Meet the Expert Team
Our surgeons use their expertise to provide you with quality care to get you back to health.
Catching the Right Wave to a Pain-Free Life
For people living with an injury, there's a moment when they cannot tolerate chronic pain any longer. For Linden Ashby, it happened in a parking lot.
Frequently Asked Questions
The following general information is based on questions often asked by patients and those who care for them. Speak with your doctor for specifics related to your condition.
Your surgery should take about two to three hours.
The normal hospital stay is one to two nights. Some patients are able to go home the same day as their surgery.
You should expect some pain with any surgery. We will work together as a team to control your pain. If we give you pain medication before your pain is too strong, you will need less pain medication.
Your surgeon's office will give you prescriptions for the medications you need, including pain medication and an anti-inflammatory medication to keep the swelling down. During your hospital stay, you will be given an antibiotic, pain medication as needed and the medications that you usually take at home.
Most patients start walking a few hours after surgery.
Most people start out using a walker in the hospital. You will go home with a walker, crutches or a cane. You will keep using the walker or crutches for about two weeks and then a cane for two to three weeks. You should be walking on your own by four to six weeks after surgery, but each patient is different.
Most—about 90 percent—of the healing and recovery will happen in the first three months. It will take 12 months for a full recovery. There will be a scar, but the size and how it looks will depend on the type of surgery you have and how your skin heals.
You should not drive while you are taking opioids to control your pain. Opioids slow down reaction time—for example, it takes longer to put on the brakes when you are driving. Your doctor will tell you when it is safe to start driving again.
You can start having sex again when you feel ready. Until you heal, let your partner do the work. Don't put pressure or weight on your new joint.
A blood clot can happen on either leg, even the one that did not have surgery.
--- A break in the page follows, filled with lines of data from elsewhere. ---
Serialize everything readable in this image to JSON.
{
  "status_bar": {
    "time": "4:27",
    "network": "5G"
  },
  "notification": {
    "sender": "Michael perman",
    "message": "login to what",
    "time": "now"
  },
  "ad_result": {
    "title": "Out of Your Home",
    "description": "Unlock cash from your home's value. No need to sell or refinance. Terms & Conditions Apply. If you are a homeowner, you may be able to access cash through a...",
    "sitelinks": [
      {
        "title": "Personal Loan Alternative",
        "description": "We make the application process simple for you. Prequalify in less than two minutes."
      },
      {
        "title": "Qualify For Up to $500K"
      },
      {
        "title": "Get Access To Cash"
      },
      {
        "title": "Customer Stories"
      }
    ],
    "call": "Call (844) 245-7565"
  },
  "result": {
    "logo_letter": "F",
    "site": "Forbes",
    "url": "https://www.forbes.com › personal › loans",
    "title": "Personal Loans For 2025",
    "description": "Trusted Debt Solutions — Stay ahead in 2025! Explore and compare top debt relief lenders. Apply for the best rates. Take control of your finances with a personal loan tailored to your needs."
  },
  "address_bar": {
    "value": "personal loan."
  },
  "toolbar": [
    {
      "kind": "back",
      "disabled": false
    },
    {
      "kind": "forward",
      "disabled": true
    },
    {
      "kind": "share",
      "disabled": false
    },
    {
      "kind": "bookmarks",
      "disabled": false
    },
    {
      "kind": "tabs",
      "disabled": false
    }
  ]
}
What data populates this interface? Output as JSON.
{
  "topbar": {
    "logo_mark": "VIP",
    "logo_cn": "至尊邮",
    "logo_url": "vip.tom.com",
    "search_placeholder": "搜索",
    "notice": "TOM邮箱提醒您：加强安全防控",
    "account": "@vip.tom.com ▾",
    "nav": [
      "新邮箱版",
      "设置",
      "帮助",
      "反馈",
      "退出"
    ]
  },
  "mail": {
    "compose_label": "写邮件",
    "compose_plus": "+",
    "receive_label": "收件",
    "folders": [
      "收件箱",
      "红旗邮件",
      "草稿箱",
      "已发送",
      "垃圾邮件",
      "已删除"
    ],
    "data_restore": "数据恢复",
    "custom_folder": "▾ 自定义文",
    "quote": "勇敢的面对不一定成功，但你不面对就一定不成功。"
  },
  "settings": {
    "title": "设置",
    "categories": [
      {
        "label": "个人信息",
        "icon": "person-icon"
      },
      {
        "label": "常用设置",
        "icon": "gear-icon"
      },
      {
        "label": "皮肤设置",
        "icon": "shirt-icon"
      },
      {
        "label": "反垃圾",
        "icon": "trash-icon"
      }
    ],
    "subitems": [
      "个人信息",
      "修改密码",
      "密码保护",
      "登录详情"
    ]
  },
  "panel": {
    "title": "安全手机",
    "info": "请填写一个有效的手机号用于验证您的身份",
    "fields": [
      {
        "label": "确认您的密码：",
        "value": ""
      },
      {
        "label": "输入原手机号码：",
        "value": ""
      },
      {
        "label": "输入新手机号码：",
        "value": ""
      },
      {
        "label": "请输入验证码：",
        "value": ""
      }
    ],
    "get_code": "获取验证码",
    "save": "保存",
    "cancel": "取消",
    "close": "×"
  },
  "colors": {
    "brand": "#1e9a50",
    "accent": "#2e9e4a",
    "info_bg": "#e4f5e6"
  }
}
Signs of a blood clot include:
- Pain or tenderness in one or both calves
- Swelling or lump in one or both legs
- Redness at the surgical site (where your surgery was done)
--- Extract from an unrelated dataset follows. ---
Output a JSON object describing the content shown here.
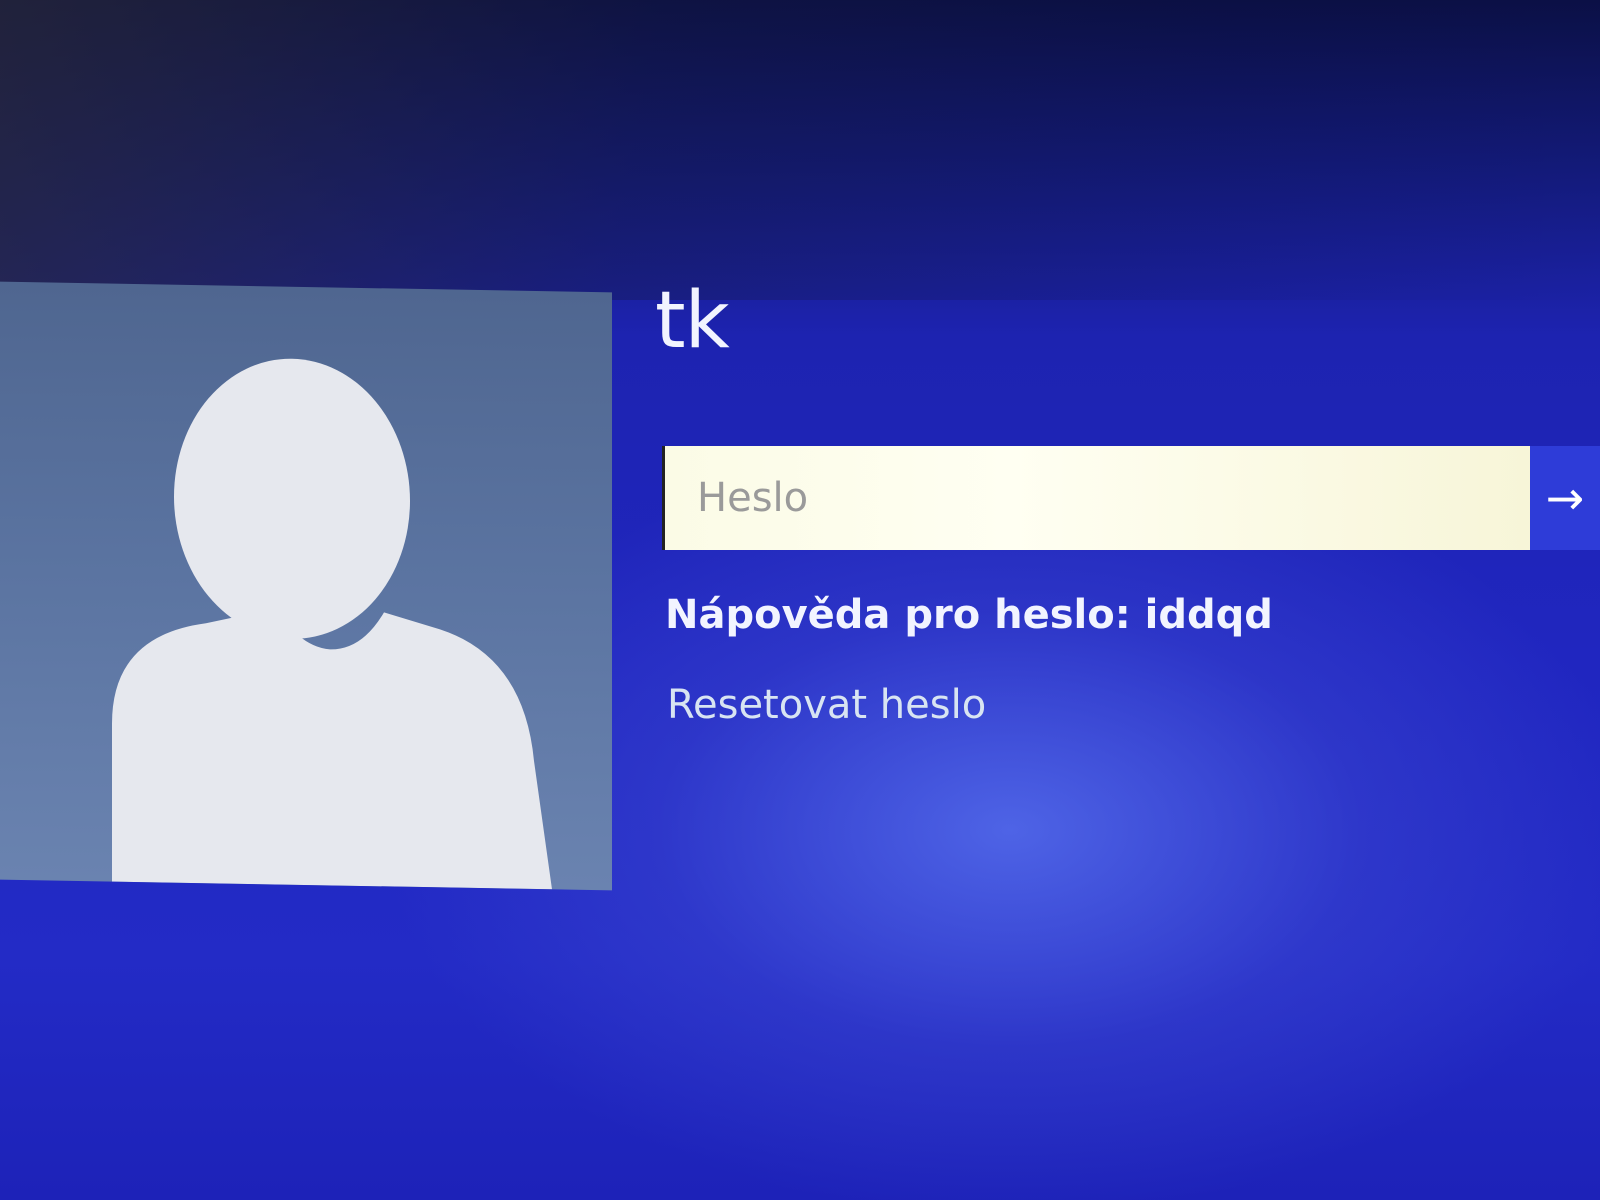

Call your surgeon right away if you think you may have a blood clot.
Call your primary care provider if you have an upset stomach or vomiting, constipation or the following problems with peeing:
- Urgency (have to rush to the bathroom)
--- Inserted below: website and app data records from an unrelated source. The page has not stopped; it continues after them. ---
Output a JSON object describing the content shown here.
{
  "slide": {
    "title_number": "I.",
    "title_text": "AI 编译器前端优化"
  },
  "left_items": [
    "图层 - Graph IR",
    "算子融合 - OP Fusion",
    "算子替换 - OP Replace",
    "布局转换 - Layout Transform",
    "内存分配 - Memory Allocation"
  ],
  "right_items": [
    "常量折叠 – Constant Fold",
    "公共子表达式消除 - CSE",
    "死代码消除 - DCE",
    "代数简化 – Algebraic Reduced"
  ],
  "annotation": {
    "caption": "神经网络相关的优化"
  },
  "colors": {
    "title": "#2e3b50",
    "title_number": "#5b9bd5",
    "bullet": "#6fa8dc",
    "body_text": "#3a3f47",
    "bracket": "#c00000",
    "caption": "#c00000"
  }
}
- Frequency (having to pee many times a day)
Use these resources as helpful quick links to begin your path to treatment and recovery.